A faithful copy of the data is the goal; set it down exactly, without the images.

^^^^

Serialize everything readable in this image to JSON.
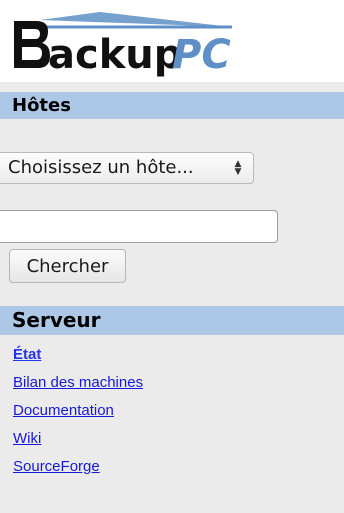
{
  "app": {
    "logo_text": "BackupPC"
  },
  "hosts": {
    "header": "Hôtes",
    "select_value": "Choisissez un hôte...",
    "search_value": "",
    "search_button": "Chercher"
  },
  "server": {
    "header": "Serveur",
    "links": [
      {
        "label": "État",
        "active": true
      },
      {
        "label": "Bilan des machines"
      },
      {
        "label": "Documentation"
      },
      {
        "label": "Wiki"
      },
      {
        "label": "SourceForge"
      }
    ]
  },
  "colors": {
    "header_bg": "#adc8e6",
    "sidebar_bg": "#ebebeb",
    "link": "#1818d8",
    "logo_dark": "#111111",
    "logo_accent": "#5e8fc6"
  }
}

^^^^

▶ _RESULT BELOW_
Serialize everything readable in this image to JSON.
{
  "app": {
    "logo_text": "BackupPC"
  },
  "hosts": {
    "header": "Hôtes",
    "select_value": "Choisissez un hôte...",
    "search_value": "",
    "search_button": "Chercher"
  },
  "server": {
    "header": "Serveur",
    "links": [
      {
        "label": "État",
        "active": true
      },
      {
        "label": "Bilan des machines"
      },
      {
        "label": "Documentation"
      },
      {
        "label": "Wiki"
      },
      {
        "label": "SourceForge"
      }
    ]
  },
  "colors": {
    "header_bg": "#adc8e6",
    "sidebar_bg": "#ebebeb",
    "link": "#1818d8",
    "logo_dark": "#111111",
    "logo_accent": "#5e8fc6"
  }
}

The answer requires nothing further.